Having witnessed the new Elitch Gardens’ obvious success, I rode Twister II, then drove to Lakeside Park. The park hadn’t yet opened for the day, and so I had the quiet pleasure of savouring the freshly-painted, lawn-laden and flower-laden American treasure that is Lakeside Amusement Park. Everything was perfectly manicured and trimmed, the wonderful old architecture clean and well maintained. Brenda Fishman, operations manager, gave me the tour, obligingly escorting me into the classic station of the Cyclone coaster, and walking a portion of the train track that circles the Lake Rhoda. I had many questions, and she answered them confidently.
Lakeside’s Fun House was the last old American amusement park Fun House to close down, in 1986 (Lagoon, in Farmington, Utah, had closed its Fun House just prior to that) A marvellous museum piece, Lakeside’s Fun House included a [possible] one-of-a-kind “vertical slide,” where the patrons would hang their legs over a wall and drop off, with the wall sloping out 90º degrees onto the floor. I asked Brenda if the Fun House’s closure was due to rising liability problems with such facilities.
“Only partially,” she explained. “It took five people to operate it, and that’s five rides we could run. It was sad to see it go, but it was necessary.”
Lakeside’s Wild Chipmunk is Miler’s version of the Wild Mouse, and there are very few still around (Adventure City in Anaheim, California has one). Are there any problems getting parts for it?
“Not at all,” said Brenda. “Miler is great to us that way, and we also have one of the kiddie coasters, so there’s not a problem.”
How’s the Cyclone running? (My flight would leave before the park opened that evening, so I wouldn’t be able to find out myself.)
“Leonard Adams and Structural Technologies from Pennsylvania did a great job. They’re the ones who also rebuilt Conneaut Lake Park’s Blue Streak. Their main task here was re-tracking the bottom of the Cyclone’s first hill, around the 180º turn. It rides like new now.”
Not For Sale
And look at all this beautiful land, with a lake and an exit off Interstate 70. There must be hundreds of offers from potential buyers. Are you ever tempted to sell?
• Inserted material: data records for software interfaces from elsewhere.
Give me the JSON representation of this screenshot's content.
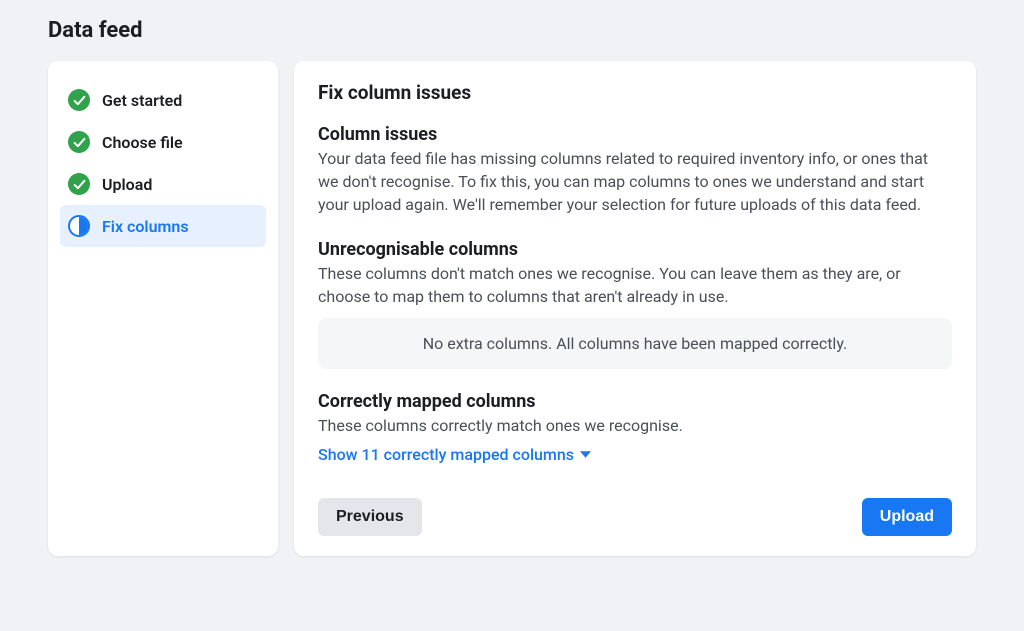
{
  "page": {
    "title": "Data feed"
  },
  "sidebar": {
    "steps": [
      {
        "label": "Get started",
        "state": "done"
      },
      {
        "label": "Choose file",
        "state": "done"
      },
      {
        "label": "Upload",
        "state": "done"
      },
      {
        "label": "Fix columns",
        "state": "current"
      }
    ]
  },
  "main": {
    "title": "Fix column issues",
    "sections": {
      "column_issues": {
        "heading": "Column issues",
        "description": "Your data feed file has missing columns related to required inventory info, or ones that we don't recognise. To fix this, you can map columns to ones we understand and start your upload again. We'll remember your selection for future uploads of this data feed."
      },
      "unrecognisable": {
        "heading": "Unrecognisable columns",
        "description": "These columns don't match ones we recognise. You can leave them as they are, or choose to map them to columns that aren't already in use.",
        "info_box": "No extra columns. All columns have been mapped correctly."
      },
      "correctly_mapped": {
        "heading": "Correctly mapped columns",
        "description": "These columns correctly match ones we recognise.",
        "show_link": "Show 11 correctly mapped columns",
        "mapped_count": 11
      }
    },
    "footer": {
      "previous": "Previous",
      "upload": "Upload"
    }
  }
}
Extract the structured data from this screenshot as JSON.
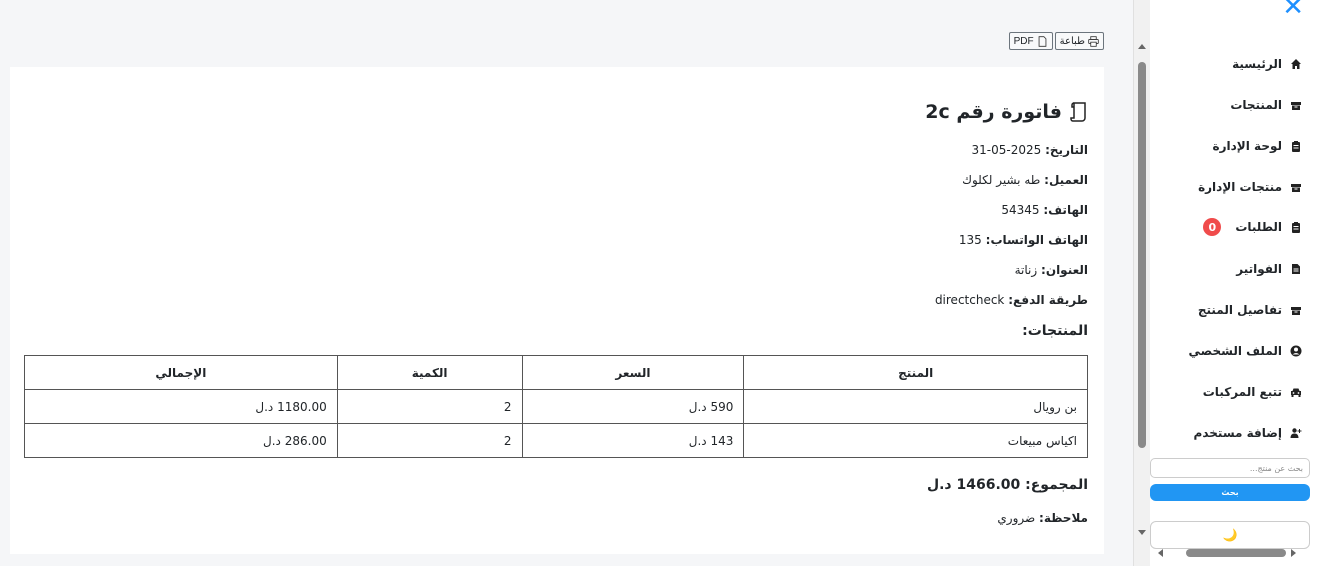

“Of course there are offers, continually, offers worth millions. There could be condominiums lining the lake, or a large mall, or just a soft greenbelt park owned by the city. But what would we do, not having Lakeside Park? What would be the point, besides getting a lot of money? I love this work, and there’s nothing else I’d rather do.”
I appreciated, and was relieved by, Brenda’s passion and understanding of the industry, and asked her if she would be the one to accept the torch from Rhoda Krasner, who has doggedly and determinedly kept Lakeside Amusement Park going, even against the formidable Elitch Gardens, which at one point was heavyweight Six Flags.
“I think so,” she nodded simply. “You see, I’m Rhoda’s daughter.”
My jaw dropped. I had no idea. Before I could speak, Rhoda herself walked up to us, still energetic, radiant and beautiful.
“Gary!” she cried, giving me a hug.
“Rhoda…” I was still speechless, and I pointed to Brenda. “This is your daughter!”
Rhoda nodded and smiled proudly at Brenda.
There was nothing left to say. Lakeside Amusement Park will continue, and in 2013 it will be 106 seasons strong. It looks like Denver, Colorado, will always have two great American amusement parks.
Gary Kyriazi is the author of The Great American Amusement Parks, and the writer/producer of America Screams, the first pictorial history and television special about American amusement parks. He has been a researcher and historian on American amusement parks for 40 years.
Lakeside’s Rhoda Krasner